### Required action
The required output is a copy of each line in the material below that includes "SETTINGS".

____

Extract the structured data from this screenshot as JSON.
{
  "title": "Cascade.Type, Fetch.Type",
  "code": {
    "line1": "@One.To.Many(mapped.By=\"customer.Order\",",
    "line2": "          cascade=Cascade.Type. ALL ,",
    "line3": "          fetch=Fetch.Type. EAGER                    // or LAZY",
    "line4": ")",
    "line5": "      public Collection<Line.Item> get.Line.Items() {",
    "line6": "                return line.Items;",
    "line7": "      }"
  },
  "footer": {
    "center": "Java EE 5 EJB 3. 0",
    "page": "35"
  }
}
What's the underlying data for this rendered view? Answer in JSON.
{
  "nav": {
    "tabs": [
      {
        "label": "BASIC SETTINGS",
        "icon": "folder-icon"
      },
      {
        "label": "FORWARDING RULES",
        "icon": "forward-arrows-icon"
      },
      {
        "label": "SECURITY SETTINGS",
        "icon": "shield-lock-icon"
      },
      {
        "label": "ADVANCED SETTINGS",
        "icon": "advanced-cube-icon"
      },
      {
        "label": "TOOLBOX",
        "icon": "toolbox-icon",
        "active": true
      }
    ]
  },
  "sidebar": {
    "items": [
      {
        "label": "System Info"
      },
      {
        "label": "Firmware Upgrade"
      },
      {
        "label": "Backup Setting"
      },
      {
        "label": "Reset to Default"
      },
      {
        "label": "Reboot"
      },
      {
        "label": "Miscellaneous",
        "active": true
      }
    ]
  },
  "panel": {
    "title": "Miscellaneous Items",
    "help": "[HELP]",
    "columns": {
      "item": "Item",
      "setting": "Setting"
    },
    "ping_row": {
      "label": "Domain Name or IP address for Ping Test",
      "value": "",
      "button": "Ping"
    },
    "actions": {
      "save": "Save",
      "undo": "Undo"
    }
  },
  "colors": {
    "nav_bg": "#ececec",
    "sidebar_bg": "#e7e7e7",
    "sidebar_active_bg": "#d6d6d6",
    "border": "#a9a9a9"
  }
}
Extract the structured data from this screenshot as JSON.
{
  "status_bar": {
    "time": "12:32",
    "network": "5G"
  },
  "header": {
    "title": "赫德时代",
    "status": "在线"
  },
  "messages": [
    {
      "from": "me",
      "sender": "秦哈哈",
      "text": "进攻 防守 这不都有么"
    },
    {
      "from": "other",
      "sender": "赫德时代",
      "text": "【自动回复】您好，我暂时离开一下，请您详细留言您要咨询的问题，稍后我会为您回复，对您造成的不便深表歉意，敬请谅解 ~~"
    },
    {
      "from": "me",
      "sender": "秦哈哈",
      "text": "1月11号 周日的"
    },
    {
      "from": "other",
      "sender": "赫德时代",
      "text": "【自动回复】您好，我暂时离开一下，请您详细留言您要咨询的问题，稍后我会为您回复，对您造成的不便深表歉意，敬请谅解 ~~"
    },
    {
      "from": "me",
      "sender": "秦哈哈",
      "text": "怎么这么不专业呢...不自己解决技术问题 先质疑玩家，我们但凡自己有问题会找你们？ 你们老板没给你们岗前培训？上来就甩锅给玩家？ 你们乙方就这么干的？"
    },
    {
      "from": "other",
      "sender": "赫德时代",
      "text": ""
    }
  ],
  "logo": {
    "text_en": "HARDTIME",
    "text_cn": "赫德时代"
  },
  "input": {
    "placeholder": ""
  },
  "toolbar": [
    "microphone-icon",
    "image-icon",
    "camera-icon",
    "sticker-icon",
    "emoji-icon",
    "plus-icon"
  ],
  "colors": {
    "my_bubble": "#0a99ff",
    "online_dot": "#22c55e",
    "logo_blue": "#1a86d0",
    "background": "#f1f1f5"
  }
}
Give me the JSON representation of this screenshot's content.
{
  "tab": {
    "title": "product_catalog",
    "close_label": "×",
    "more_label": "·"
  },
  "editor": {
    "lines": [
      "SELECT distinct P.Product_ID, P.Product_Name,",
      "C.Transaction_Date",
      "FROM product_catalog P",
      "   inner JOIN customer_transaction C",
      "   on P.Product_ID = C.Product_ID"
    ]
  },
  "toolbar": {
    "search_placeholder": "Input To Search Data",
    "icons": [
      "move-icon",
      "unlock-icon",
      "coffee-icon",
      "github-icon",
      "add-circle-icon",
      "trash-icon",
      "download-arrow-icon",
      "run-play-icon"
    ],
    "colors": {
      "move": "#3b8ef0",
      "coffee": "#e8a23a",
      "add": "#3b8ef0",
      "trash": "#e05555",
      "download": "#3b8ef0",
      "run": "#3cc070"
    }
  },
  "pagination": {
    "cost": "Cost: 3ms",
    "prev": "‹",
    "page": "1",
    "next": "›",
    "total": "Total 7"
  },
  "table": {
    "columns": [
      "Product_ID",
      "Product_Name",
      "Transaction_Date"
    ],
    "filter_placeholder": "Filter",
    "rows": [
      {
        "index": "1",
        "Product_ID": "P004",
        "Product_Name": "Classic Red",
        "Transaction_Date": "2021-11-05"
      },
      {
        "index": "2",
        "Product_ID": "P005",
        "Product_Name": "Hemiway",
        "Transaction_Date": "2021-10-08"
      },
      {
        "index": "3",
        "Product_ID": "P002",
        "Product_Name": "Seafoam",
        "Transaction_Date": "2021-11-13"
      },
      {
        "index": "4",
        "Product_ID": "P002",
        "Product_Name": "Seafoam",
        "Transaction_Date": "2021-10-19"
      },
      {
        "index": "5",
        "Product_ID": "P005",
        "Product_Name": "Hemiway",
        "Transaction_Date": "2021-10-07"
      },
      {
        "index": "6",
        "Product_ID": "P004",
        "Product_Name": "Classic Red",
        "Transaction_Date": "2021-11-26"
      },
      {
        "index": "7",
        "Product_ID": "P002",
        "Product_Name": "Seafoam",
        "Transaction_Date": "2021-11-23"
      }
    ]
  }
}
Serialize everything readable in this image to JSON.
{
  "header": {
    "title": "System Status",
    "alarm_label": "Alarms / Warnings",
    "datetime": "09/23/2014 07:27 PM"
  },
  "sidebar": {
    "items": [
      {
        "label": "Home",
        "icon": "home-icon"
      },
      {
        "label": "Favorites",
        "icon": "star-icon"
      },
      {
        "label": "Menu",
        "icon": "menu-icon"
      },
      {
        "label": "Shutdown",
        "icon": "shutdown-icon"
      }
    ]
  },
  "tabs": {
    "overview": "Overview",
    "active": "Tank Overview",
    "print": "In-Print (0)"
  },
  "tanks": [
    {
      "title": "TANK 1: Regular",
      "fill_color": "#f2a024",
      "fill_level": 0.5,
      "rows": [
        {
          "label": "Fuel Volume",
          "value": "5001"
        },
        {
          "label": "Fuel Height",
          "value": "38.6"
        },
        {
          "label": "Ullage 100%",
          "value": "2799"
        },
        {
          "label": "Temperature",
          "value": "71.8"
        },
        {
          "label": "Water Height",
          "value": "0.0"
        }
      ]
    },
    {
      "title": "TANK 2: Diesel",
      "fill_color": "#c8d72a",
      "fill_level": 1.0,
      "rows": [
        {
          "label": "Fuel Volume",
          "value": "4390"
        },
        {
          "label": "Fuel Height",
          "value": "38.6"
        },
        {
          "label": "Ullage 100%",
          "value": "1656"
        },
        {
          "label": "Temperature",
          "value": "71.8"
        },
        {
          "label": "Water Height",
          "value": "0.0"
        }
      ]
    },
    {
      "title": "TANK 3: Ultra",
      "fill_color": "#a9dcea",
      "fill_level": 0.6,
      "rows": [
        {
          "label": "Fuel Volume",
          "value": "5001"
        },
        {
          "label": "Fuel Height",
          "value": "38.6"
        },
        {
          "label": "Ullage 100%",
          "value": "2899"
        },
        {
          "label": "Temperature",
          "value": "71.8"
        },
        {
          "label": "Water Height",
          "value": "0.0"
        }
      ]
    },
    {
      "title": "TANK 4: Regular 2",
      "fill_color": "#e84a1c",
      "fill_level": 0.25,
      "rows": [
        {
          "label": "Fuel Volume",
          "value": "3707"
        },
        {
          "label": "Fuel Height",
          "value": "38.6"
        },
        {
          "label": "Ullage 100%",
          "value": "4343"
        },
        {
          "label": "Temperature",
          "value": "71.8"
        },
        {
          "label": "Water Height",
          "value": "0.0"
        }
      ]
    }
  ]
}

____

### Answer for this exercise
        "label": "BASIC SETTINGS",
        "label": "SECURITY SETTINGS",
        "label": "ADVANCED SETTINGS",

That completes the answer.